ATLANTIC CITY, N.J. -- New Jersey is charging ahead in its effort to offer legalized sports betting despite the presence of some hefty opposition standing between the state and the goal line.
The state said Monday that it could begin issuing licenses for sports betting on Jan. 9, assuming a federal lawsuit filed by the major professional sports leagues and the NCAA can be overcome.
The NCAA announced Monday that it would find new hosts for five championships scheduled to be held in New Jersey next year.
"Maintaining the integrity of sports and protecting student-athlete well-being are at the bedrock of the NCAA's mission, and are reflected in our policies prohibiting the hosting of our championships in states that provide for single game sports wagering," Mark Lewis, NCAA executive vice president of championships and alliances, said in a news release. "Consistent with our policies and beliefs, the law in New Jersey requires that we no longer host championships in the state."
The state Division of Gaming Enforcement published regulations for sports betting on Monday in the New Jersey Register. That clears the way for casinos, horse-racing tracks or joint ventures involving both to apply for $50,000 sports pool licenses.
"With the publication of these regulations, New Jersey ensures effective regulation and oversight of sports wagering, consistent with its longstanding nationwide reputation for maintaining integrity and instilling public confidence in gaming operations," said David Rebuck, the division's director.
But state officials made no mention of the biggest obstacles to their plans to offer legalized sports betting: a federal law banning it in all but four states and a lawsuit in the federal courts between the state and the major professional sports leagues.
The NCAA, Major League Baseball, the National Football League, National Basketball Association and National Hockey League have collectively sued to block New Jersey's sports betting law from taking effect.
In response to a question from The Associated Press, Rebuck said the state is proceeding with its plans.
"The Division of Gaming Enforcement will begin processing applications submitted by any interested party seeking licensure," he said. "We are confident that there will be no legal impediments; if the court finds differently, we will consider all of the options before us."
Likewise, state Sen. Raymond Lesniak, one of the leading advocates of sports betting in New Jersey, voiced little concern over the lawsuit, which he said "is not going to deter New Jersey residents from being able to place a bet on their favorite sporting events and enjoy the action at one of Atlantic City's casinos" and the horse tracks.
New Jersey enacted a sports betting law in January 2012, limiting bets to the Atlantic City casinos and the state's four horse-racing tracks.

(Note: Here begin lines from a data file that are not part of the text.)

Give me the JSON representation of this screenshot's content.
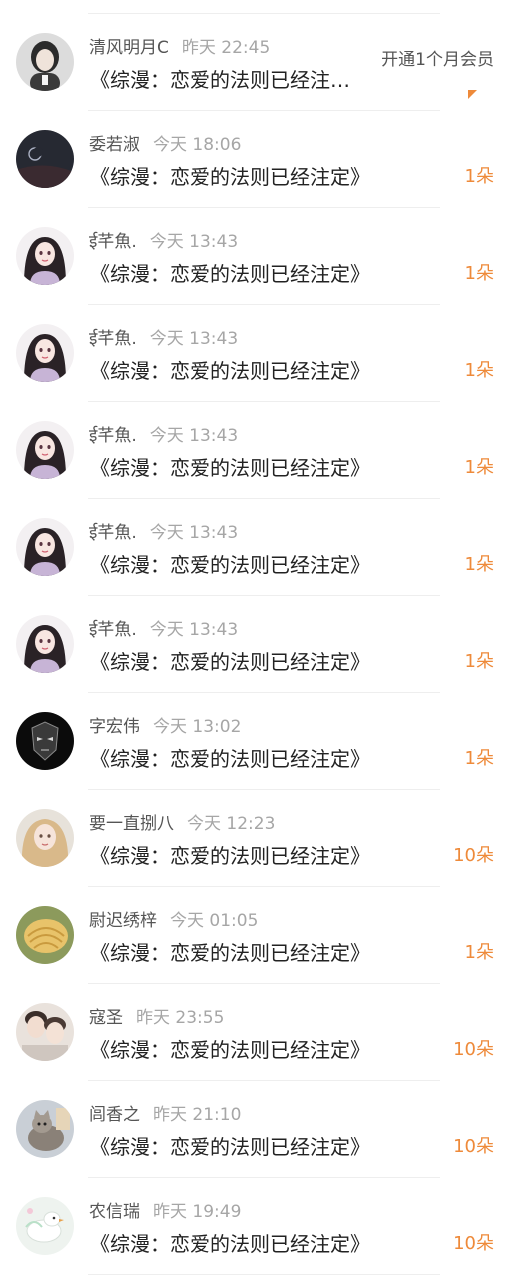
{
  "feed": {
    "items": [
      {
        "user": "清风明月C",
        "time": "昨天 22:45",
        "title": "《综漫：恋爱的法则已经注…",
        "promo": "开通1个月会员",
        "avatar": "dark-hair-portrait"
      },
      {
        "user": "委若淑",
        "time": "今天 18:06",
        "title": "《综漫：恋爱的法则已经注定》",
        "gift": "1朵",
        "avatar": "moon-night-sky"
      },
      {
        "user": "ई芊魚.",
        "time": "今天 13:43",
        "title": "《综漫：恋爱的法则已经注定》",
        "gift": "1朵",
        "avatar": "anime-girl"
      },
      {
        "user": "ई芊魚.",
        "time": "今天 13:43",
        "title": "《综漫：恋爱的法则已经注定》",
        "gift": "1朵",
        "avatar": "anime-girl"
      },
      {
        "user": "ई芊魚.",
        "time": "今天 13:43",
        "title": "《综漫：恋爱的法则已经注定》",
        "gift": "1朵",
        "avatar": "anime-girl"
      },
      {
        "user": "ई芊魚.",
        "time": "今天 13:43",
        "title": "《综漫：恋爱的法则已经注定》",
        "gift": "1朵",
        "avatar": "anime-girl"
      },
      {
        "user": "ई芊魚.",
        "time": "今天 13:43",
        "title": "《综漫：恋爱的法则已经注定》",
        "gift": "1朵",
        "avatar": "anime-girl"
      },
      {
        "user": "字宏伟",
        "time": "今天 13:02",
        "title": "《综漫：恋爱的法则已经注定》",
        "gift": "1朵",
        "avatar": "dark-mask"
      },
      {
        "user": "要一直捌八",
        "time": "今天 12:23",
        "title": "《综漫：恋爱的法则已经注定》",
        "gift": "10朵",
        "avatar": "blonde-girl"
      },
      {
        "user": "尉迟绣梓",
        "time": "今天 01:05",
        "title": "《综漫：恋爱的法则已经注定》",
        "gift": "1朵",
        "avatar": "seashell"
      },
      {
        "user": "寇圣",
        "time": "昨天 23:55",
        "title": "《综漫：恋爱的法则已经注定》",
        "gift": "10朵",
        "avatar": "two-people"
      },
      {
        "user": "闾香之",
        "time": "昨天 21:10",
        "title": "《综漫：恋爱的法则已经注定》",
        "gift": "10朵",
        "avatar": "cat"
      },
      {
        "user": "农信瑞",
        "time": "昨天 19:49",
        "title": "《综漫：恋爱的法则已经注定》",
        "gift": "10朵",
        "avatar": "white-bird"
      }
    ]
  },
  "colors": {
    "gift": "#ee8a3a",
    "username": "#555555",
    "timestamp": "#a6a6a6",
    "title": "#222222",
    "divider": "#eeeeee"
  }
}
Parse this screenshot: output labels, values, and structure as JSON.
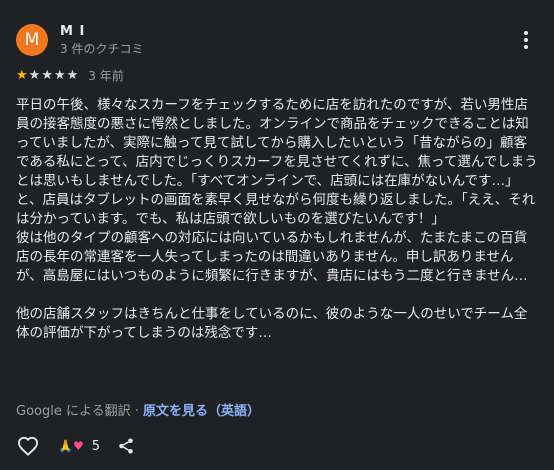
{
  "review": {
    "avatar_letter": "M",
    "user_name": "M I",
    "user_meta": "3 件のクチコミ",
    "rating": 1,
    "rating_max": 5,
    "date": "3 年前",
    "paragraphs": [
      "平日の午後、様々なスカーフをチェックするために店を訪れたのですが、若い男性店員の接客態度の悪さに愕然としました。オンラインで商品をチェックできることは知っていましたが、実際に触って見て試してから購入したいという「昔ながらの」顧客である私にとって、店内でじっくりスカーフを見させてくれずに、焦って選んでしまうとは思いもしませんでした。「すべてオンラインで、店頭には在庫がないんです…」と、店員はタブレットの画面を素早く見せながら何度も繰り返しました。「ええ、それは分かっています。でも、私は店頭で欲しいものを選びたいんです！」",
      "彼は他のタイプの顧客への対応には向いているかもしれませんが、たまたまこの百貨店の長年の常連客を一人失ってしまったのは間違いありません。申し訳ありませんが、高島屋にはいつものように頻繁に行きますが、貴店にはもう二度と行きません…",
      "",
      "他の店舗スタッフはきちんと仕事をしているのに、彼のような一人のせいでチーム全体の評価が下がってしまうのは残念です…"
    ],
    "translation_note": "Google による翻訳",
    "separator": "·",
    "original_link": "原文を見る（英語）",
    "reaction_count": "5"
  },
  "icons": {
    "more": "more-vert-icon",
    "like": "heart-outline-icon",
    "share": "share-icon",
    "reaction_1": "praying-hands-emoji",
    "reaction_2": "pink-heart-emoji"
  },
  "colors": {
    "avatar": "#f0761f",
    "star": "#fbbc04",
    "link": "#8ab4f8",
    "background": "#202124"
  }
}
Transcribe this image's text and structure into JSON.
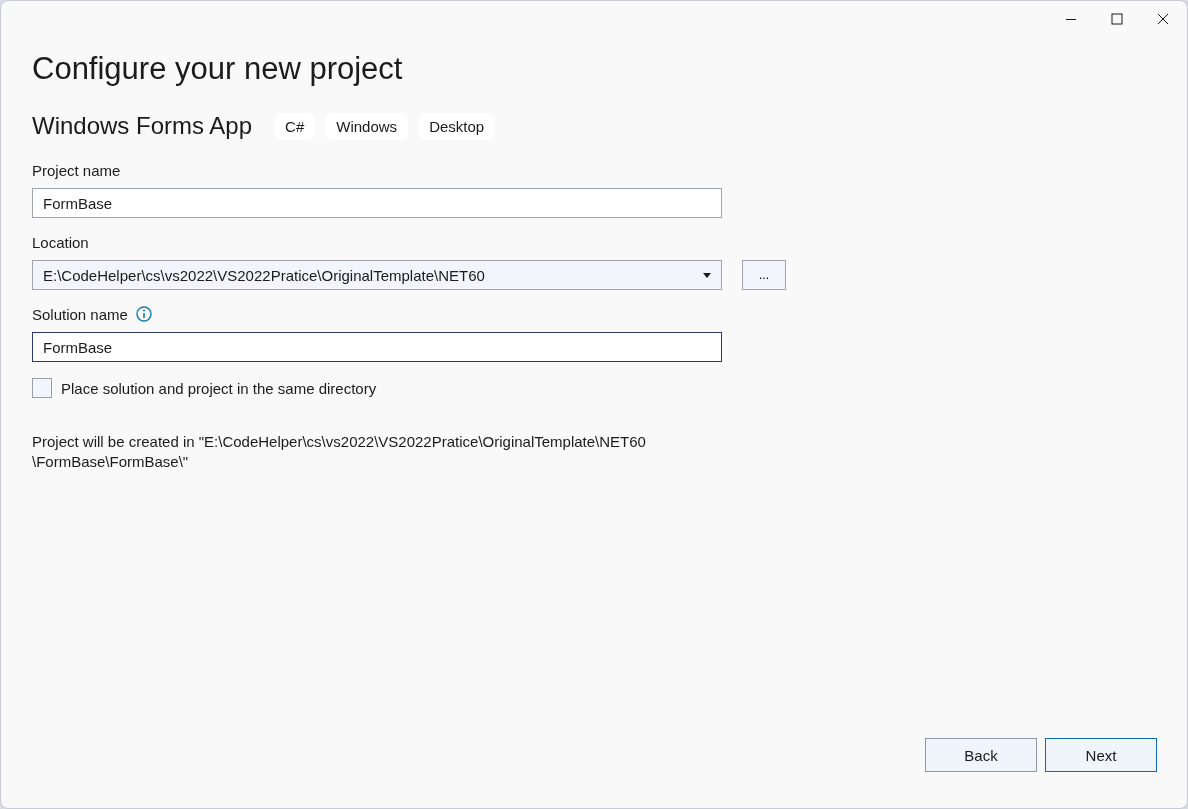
{
  "title": "Configure your new project",
  "template": {
    "name": "Windows Forms App",
    "tags": [
      "C#",
      "Windows",
      "Desktop"
    ]
  },
  "fields": [
    {
      "kind": "text",
      "label": "Project name",
      "value": "FormBase",
      "focused": false,
      "info": false
    },
    {
      "kind": "dropdown",
      "label": "Location",
      "value": "E:\\CodeHelper\\cs\\vs2022\\VS2022Pratice\\OriginalTemplate\\NET60",
      "browse": "...",
      "focused": false,
      "info": false
    },
    {
      "kind": "text",
      "label": "Solution name",
      "value": "FormBase",
      "focused": true,
      "info": true
    }
  ],
  "checkbox": {
    "label": "Place solution and project in the same directory",
    "checked": false
  },
  "summary_lines": [
    "Project will be created in \"E:\\CodeHelper\\cs\\vs2022\\VS2022Pratice\\OriginalTemplate\\NET60",
    "\\FormBase\\FormBase\\\""
  ],
  "buttons": [
    {
      "label": "Back",
      "default": false
    },
    {
      "label": "Next",
      "default": true
    }
  ]
}
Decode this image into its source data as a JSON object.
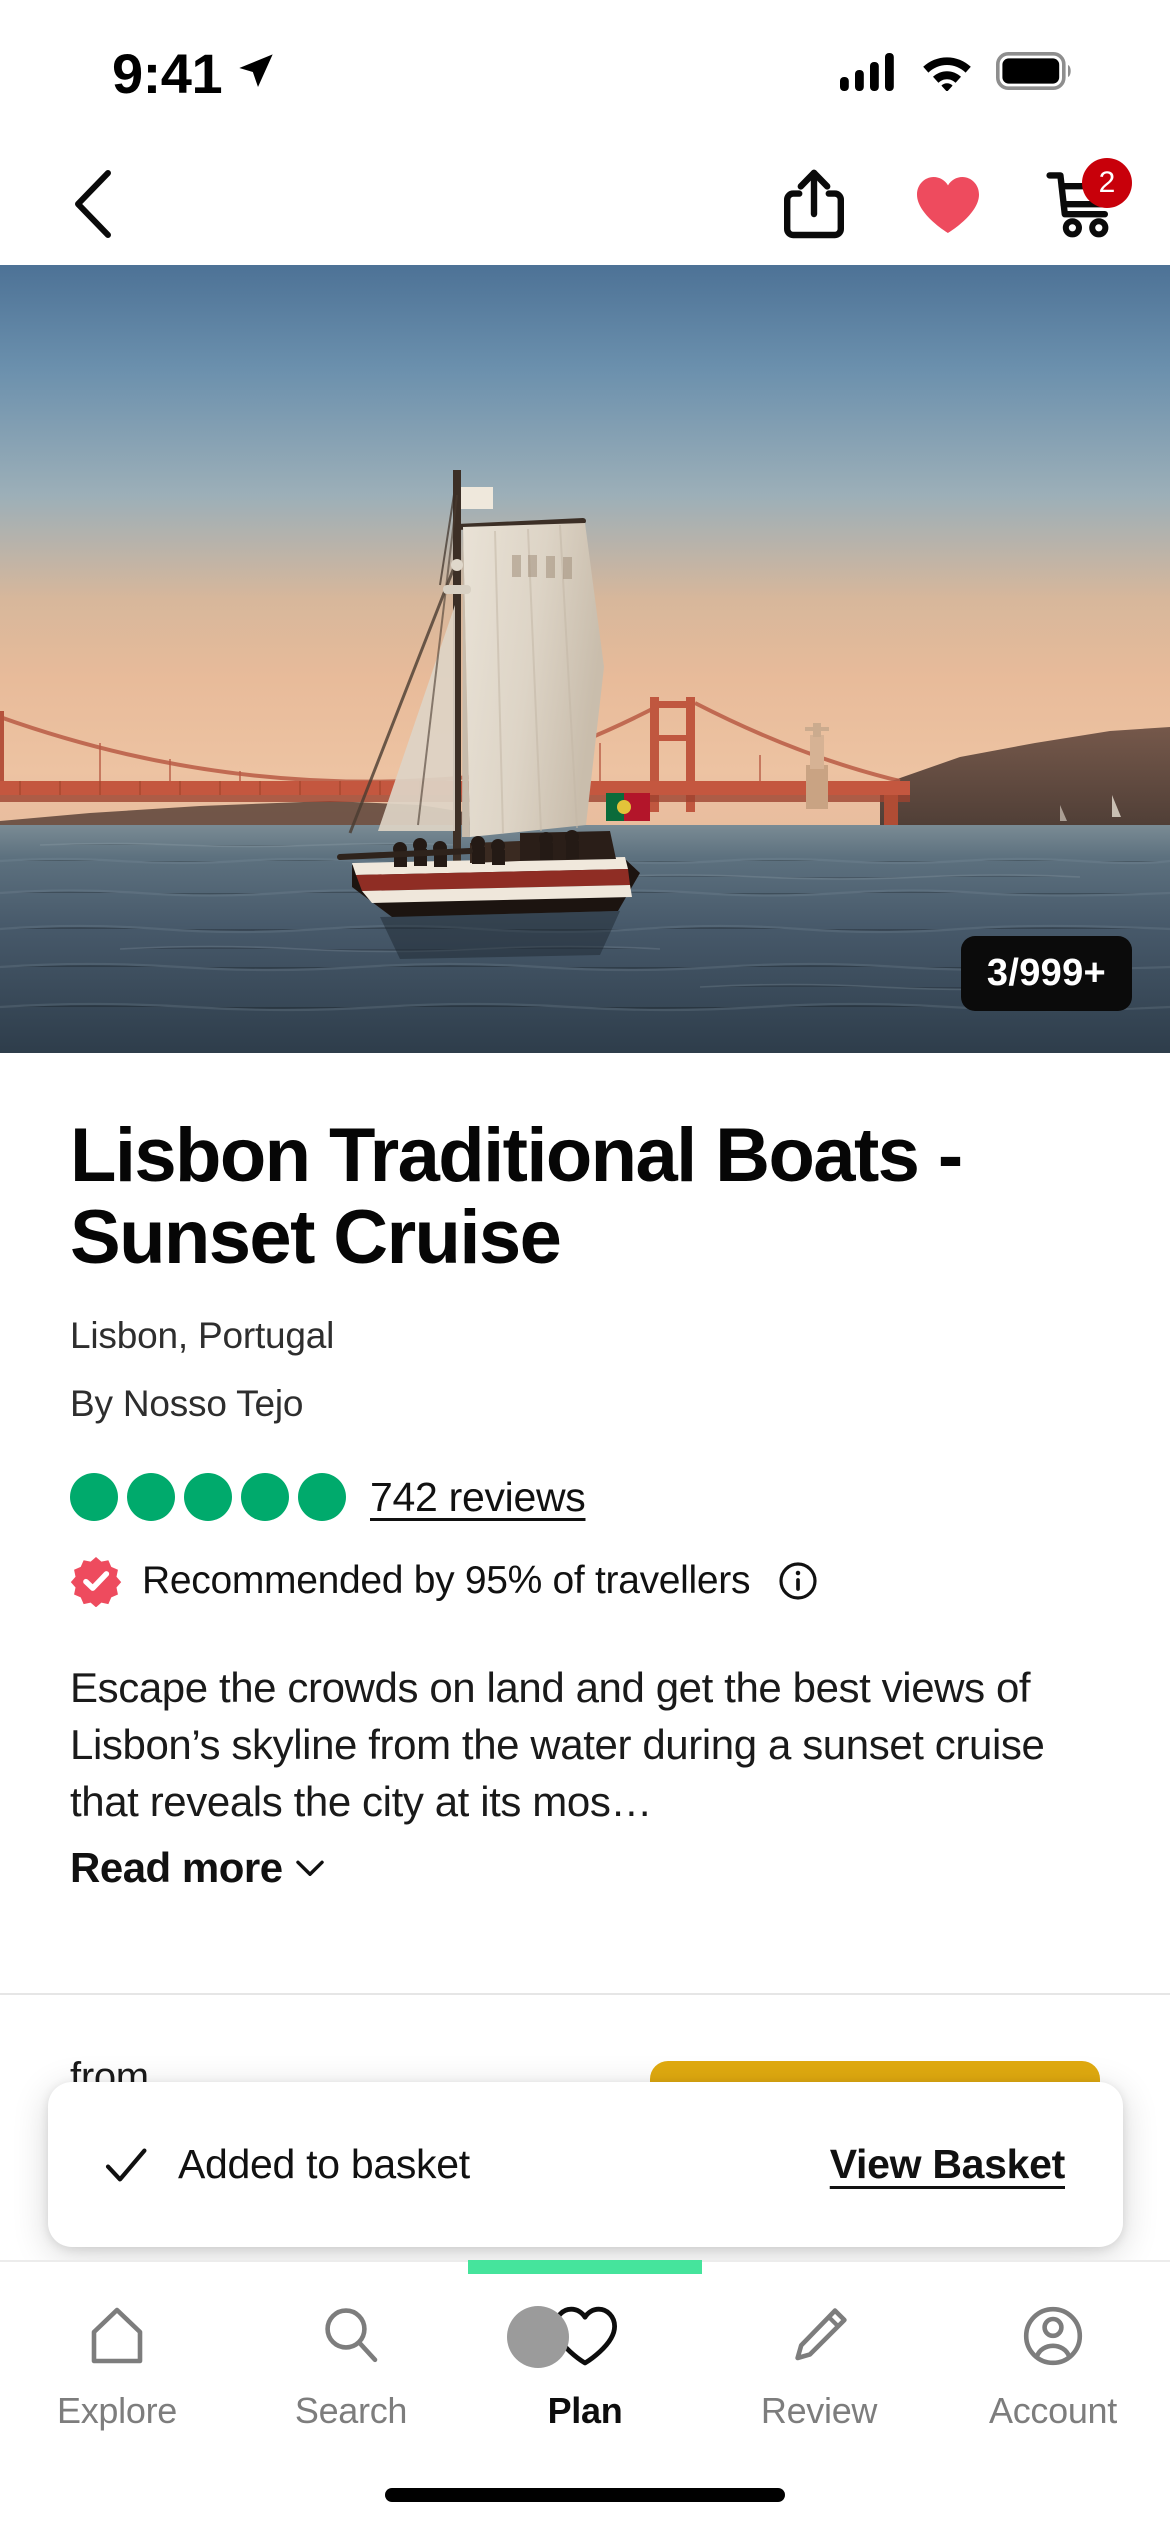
{
  "status_bar": {
    "time": "9:41",
    "location_icon": "location-arrow-icon",
    "cellular_icon": "cellular-bars-icon",
    "wifi_icon": "wifi-icon",
    "battery_icon": "battery-full-icon"
  },
  "nav_bar": {
    "back_icon": "chevron-left-icon",
    "share_icon": "share-icon",
    "favourite_icon": "heart-filled-icon",
    "cart_icon": "shopping-cart-icon",
    "cart_badge_count": "2"
  },
  "hero": {
    "image_alt": "Traditional sailboat on the Tagus river at sunset with the 25 de Abril Bridge",
    "counter": "3/999+"
  },
  "product": {
    "title": "Lisbon Traditional Boats - Sunset Cruise",
    "location": "Lisbon, Portugal",
    "supplier": "By Nosso Tejo",
    "rating_bubbles_filled": 5,
    "rating_bubbles_total": 5,
    "reviews_label": "742 reviews",
    "recommended_text": "Recommended by 95% of travellers",
    "recommended_badge_icon": "verified-check-badge-icon",
    "info_icon": "info-circle-icon",
    "description": "Escape the crowds on land and get the best views of Lisbon’s skyline from the water during a sunset cruise that reveals the city at its mos…",
    "read_more_label": "Read more",
    "read_more_icon": "chevron-down-icon"
  },
  "price_bar": {
    "from_label": "from",
    "cta_label": ""
  },
  "toast": {
    "check_icon": "check-icon",
    "message": "Added to basket",
    "action_label": "View Basket"
  },
  "tab_bar": {
    "items": [
      {
        "label": "Explore",
        "icon": "home-outline-icon",
        "active": false
      },
      {
        "label": "Search",
        "icon": "magnifier-icon",
        "active": false
      },
      {
        "label": "Plan",
        "icon": "heart-outline-icon",
        "active": true
      },
      {
        "label": "Review",
        "icon": "pencil-icon",
        "active": false
      },
      {
        "label": "Account",
        "icon": "user-circle-icon",
        "active": false
      }
    ]
  },
  "colors": {
    "rating_green": "#00AA6C",
    "accent_pink": "#EE4B5E",
    "cart_badge_red": "#C8000A",
    "cta_yellow": "#E0AA10",
    "tab_indicator_green": "#45E49C"
  }
}
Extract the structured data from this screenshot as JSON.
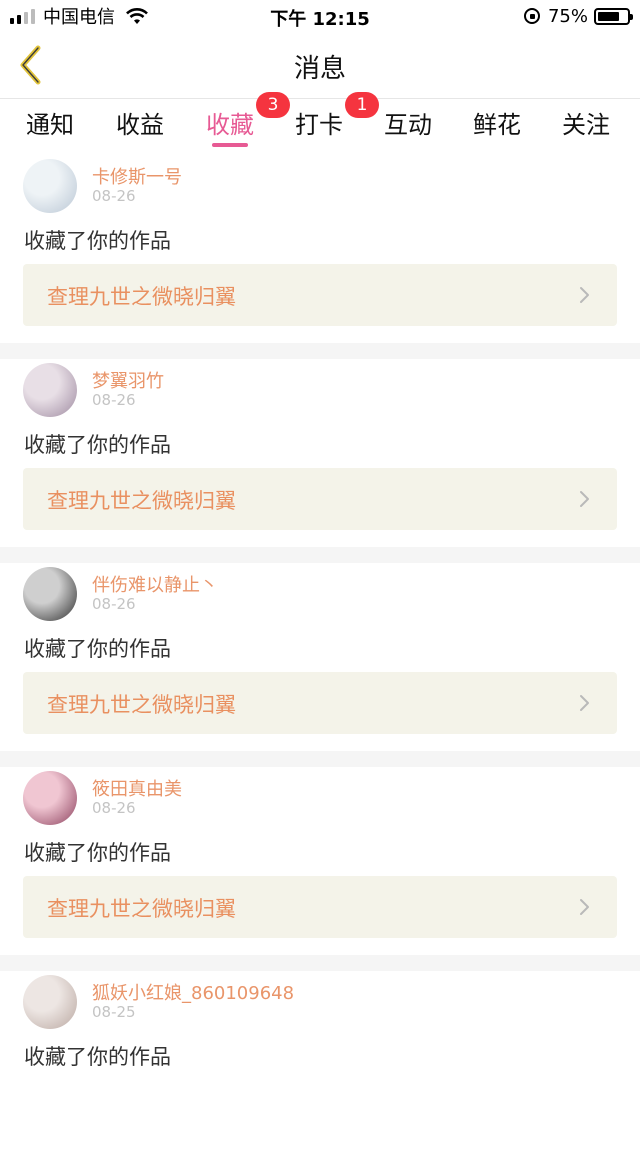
{
  "status_bar": {
    "carrier": "中国电信",
    "time": "下午 12:15",
    "battery_percent": "75%",
    "battery_level": 0.75
  },
  "header": {
    "title": "消息"
  },
  "tabs": [
    {
      "label": "通知"
    },
    {
      "label": "收益"
    },
    {
      "label": "收藏",
      "badge": "3",
      "active": true
    },
    {
      "label": "打卡",
      "badge": "1"
    },
    {
      "label": "互动"
    },
    {
      "label": "鲜花"
    },
    {
      "label": "关注"
    }
  ],
  "feed": [
    {
      "username": "卡修斯一号",
      "date": "08-26",
      "action": "收藏了你的作品",
      "work_title": "查理九世之微晓归翼",
      "avatar_colors": [
        "#eef3f6",
        "#b9c6d4"
      ]
    },
    {
      "username": "梦翼羽竹",
      "date": "08-26",
      "action": "收藏了你的作品",
      "work_title": "查理九世之微晓归翼",
      "avatar_colors": [
        "#e8dfe6",
        "#9e8aa0"
      ]
    },
    {
      "username": "伴伤难以静止丶",
      "date": "08-26",
      "action": "收藏了你的作品",
      "work_title": "查理九世之微晓归翼",
      "avatar_colors": [
        "#cfcfcf",
        "#2b2b2b"
      ]
    },
    {
      "username": "筱田真由美",
      "date": "08-26",
      "action": "收藏了你的作品",
      "work_title": "查理九世之微晓归翼",
      "avatar_colors": [
        "#f0c6d2",
        "#8b3f5c"
      ]
    },
    {
      "username": "狐妖小红娘_860109648",
      "date": "08-25",
      "action": "收藏了你的作品",
      "work_title": "",
      "avatar_colors": [
        "#ede6e3",
        "#b9a7a0"
      ]
    }
  ],
  "colors": {
    "accent": "#e75a94",
    "badge": "#f5343f",
    "username": "#e9956a",
    "work_title": "#e99060",
    "work_bg": "#f4f3e9"
  },
  "icons": {
    "back": "chevron-left-icon",
    "arrow": "chevron-right-icon",
    "wifi": "wifi-icon",
    "battery": "battery-icon"
  }
}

It is seen by supporters as a way to bring new revenue to the struggling casino and racing industries and to reclaim a portion of the billions of untaxed dollars flowing to organized crime or offshore gambling operations.
In May, Gov. Chris Christie said New Jersey would forge ahead with its sports betting law despite the federal ban on it here. The governor said he expected to be sued over the plan, and proponents of the state's plan to offer sports betting say a court battle could offer a shortcut to legalizing such bets in New Jersey rather than relying on a polarized Congress to repeal the federal ban.
New Jersey says about $380 billion a year is wagered illegally on sporting events and argues in its court filings that such gambling has not and will not damage the integrity of the major sports leagues, as the leagues have claimed.
The leagues also note that although New Jersey claims there would be no harm from allowing gambling on college games, New Jersey's plan would prohibit betting on games involving New Jersey college teams or teams from other states that are played in New Jersey.
The federal law at the heart of the dispute, the Professional and Amateur Sports Protection Act, carved out special exemptions for Nevada and three other states that had legalized sports betting before a 1991 deadline _ Delaware, Oregon and Montana.
Sports betting is just one of several new gambling options New Jersey is seeking to offer as the 12 Atlantic City casinos continue to struggle with fierce and ever-growing competition from casinos in neighboring states. New Jersey also is moving toward allowing in-state Internet gambling, though Christie has expressed reservations about its legality and has already vetoed one such bill.
The state is allowing the use of hand-held mobile gambling devices at the casinos and is moving quickly toward granting the same permission at horse tracks.
Wayne Parry can be reached at http://twitter.com/WayneParryAC.